From this, you might now have a sense of where I'm going. I'm trying to discover fundamental changes that will not only make it much more pleasant for people to work within a business, but will also make the business itself far more effective and efficient. The kicker is that, by instituting these changes the desired results will happen by themselves (possibly with small occasional tweaks). The key is to do things that will unleash the natural desires and creativity of the participants in a business, as opposed to what we've been doing -- things that shut down creativity and make people resentful and unproductive.
One of these "big change candidates" is transparency. Note that "pay everyone the same amount" has built-in transparency regarding salaries. It also requires some transparency in the company because everyone needs to see aspects of the books. Why not take it all the way and make all the books open? If the CEO feels the need to buy a jet to fly around in, and then later lays people off, everyone can see how much both things cost. If you end up with furniture police "saving money" by increasing population density, the books are open for more creative analysis -- which might discover a corresponding trend upward in employee departures. Even better, open books might allow more effective and creative solutions that everyone might discover -- including the reallocation of "furniture police" salaries to more useful and productive purposes.
Full transparency is a foundational shift for a company. If everyone knows what's going on, then everyone can make better contributions to the company. There's no barrier between those who are "qualified to know" and those from whom things must be hidden.
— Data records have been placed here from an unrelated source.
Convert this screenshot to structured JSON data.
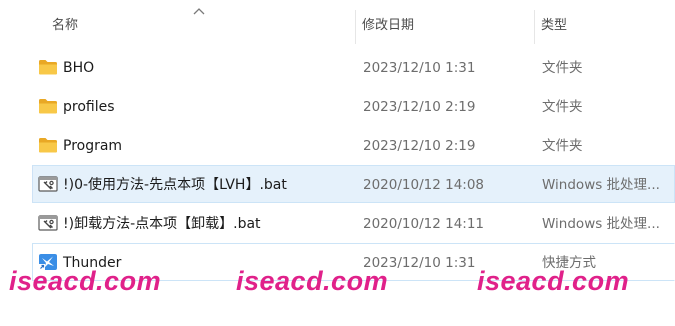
{
  "columns": {
    "name": "名称",
    "modified": "修改日期",
    "type": "类型",
    "sort_indicator": "chevron-up-icon"
  },
  "files": [
    {
      "name": "BHO",
      "modified": "2023/12/10 1:31",
      "type": "文件夹",
      "icon": "folder-icon",
      "selected": false
    },
    {
      "name": "profiles",
      "modified": "2023/12/10 2:19",
      "type": "文件夹",
      "icon": "folder-icon",
      "selected": false
    },
    {
      "name": "Program",
      "modified": "2023/12/10 2:19",
      "type": "文件夹",
      "icon": "folder-icon",
      "selected": false
    },
    {
      "name": "!)0-使用方法-先点本项【LVH】.bat",
      "modified": "2020/10/12 14:08",
      "type": "Windows 批处理...",
      "icon": "batch-file-icon",
      "selected": true
    },
    {
      "name": "!)卸载方法-点本项【卸载】.bat",
      "modified": "2020/10/12 14:11",
      "type": "Windows 批处理...",
      "icon": "batch-file-icon",
      "selected": false
    },
    {
      "name": "Thunder",
      "modified": "2023/12/10 1:31",
      "type": "快捷方式",
      "icon": "shortcut-icon",
      "selected": false
    }
  ],
  "watermark": [
    "iseacd.com",
    "iseacd.com",
    "iseacd.com"
  ],
  "colors": {
    "selection_background": "#e5f1fb",
    "selection_border": "#cce4f7",
    "folder_yellow": "#f8c848",
    "watermark": "#e0218a",
    "secondary_text": "#6d6d6d"
  }
}
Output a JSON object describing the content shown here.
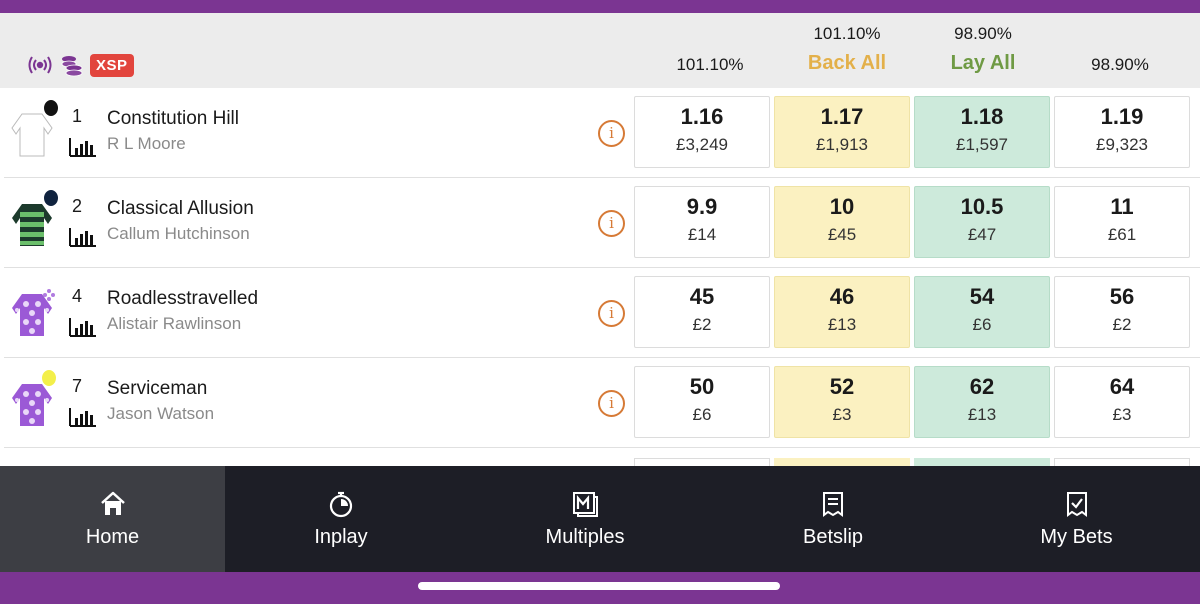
{
  "header": {
    "xsp_label": "XSP",
    "back_best_pct": "101.10%",
    "back_all_pct": "101.10%",
    "back_all_label": "Back All",
    "lay_all_pct": "98.90%",
    "lay_all_label": "Lay All",
    "lay_best_pct": "98.90%"
  },
  "runners": [
    {
      "number": "1",
      "name": "Constitution Hill",
      "jockey": "R L Moore",
      "prices": [
        {
          "odds": "1.16",
          "stake": "£3,249"
        },
        {
          "odds": "1.17",
          "stake": "£1,913"
        },
        {
          "odds": "1.18",
          "stake": "£1,597"
        },
        {
          "odds": "1.19",
          "stake": "£9,323"
        }
      ]
    },
    {
      "number": "2",
      "name": "Classical Allusion",
      "jockey": "Callum Hutchinson",
      "prices": [
        {
          "odds": "9.9",
          "stake": "£14"
        },
        {
          "odds": "10",
          "stake": "£45"
        },
        {
          "odds": "10.5",
          "stake": "£47"
        },
        {
          "odds": "11",
          "stake": "£61"
        }
      ]
    },
    {
      "number": "4",
      "name": "Roadlesstravelled",
      "jockey": "Alistair Rawlinson",
      "prices": [
        {
          "odds": "45",
          "stake": "£2"
        },
        {
          "odds": "46",
          "stake": "£13"
        },
        {
          "odds": "54",
          "stake": "£6"
        },
        {
          "odds": "56",
          "stake": "£2"
        }
      ]
    },
    {
      "number": "7",
      "name": "Serviceman",
      "jockey": "Jason Watson",
      "prices": [
        {
          "odds": "50",
          "stake": "£6"
        },
        {
          "odds": "52",
          "stake": "£3"
        },
        {
          "odds": "62",
          "stake": "£13"
        },
        {
          "odds": "64",
          "stake": "£3"
        }
      ]
    }
  ],
  "nav": {
    "home": "Home",
    "inplay": "Inplay",
    "multiples": "Multiples",
    "betslip": "Betslip",
    "mybets": "My Bets"
  },
  "colors": {
    "brand_purple": "#7b3592",
    "back_bg": "#fbf1c1",
    "lay_bg": "#cdeadb",
    "back_all": "#e3b04a",
    "lay_all": "#6f9a44",
    "xsp_badge": "#e2453d",
    "info_icon": "#d67a36"
  }
}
And this certainly supports a true "we're all in this together" environment.
I think transparency might also produce a very important fundamental shift in the way the company works. On the discussion group, the topic of psychopaths has been coming up a fair bit. The book Snakes in Suits cites research showing that a disproportionately high percentage of people in upper management are psychopaths, and I think that it's possible that an environment of secrecy is important for those psychopaths to get into positions of power, and to maintain and develop that power. If this hypothesis is true, then an environment of transparency is going to discourage psychopaths from joining your company, and make it much harder for them to gain power and behave badly if they do. It will probably frustrate them out the door.
Psychopaths aside, I think transparency tends to expose bad behavior at all levels, and also reveals good behavior. It can eliminate the need for whole "oversight" departments (accountants who check expenses, for example) and it changes the company's attitude from "big brother is watching you" to "you are accountable to your company-mates."
Once again, the world seems to be already moving in this direction. Here's a group that's dedicated to all aspects of openness (not just transparency). They recently had a meeting in Ann Arbor: Ann Arbor - Open Everything.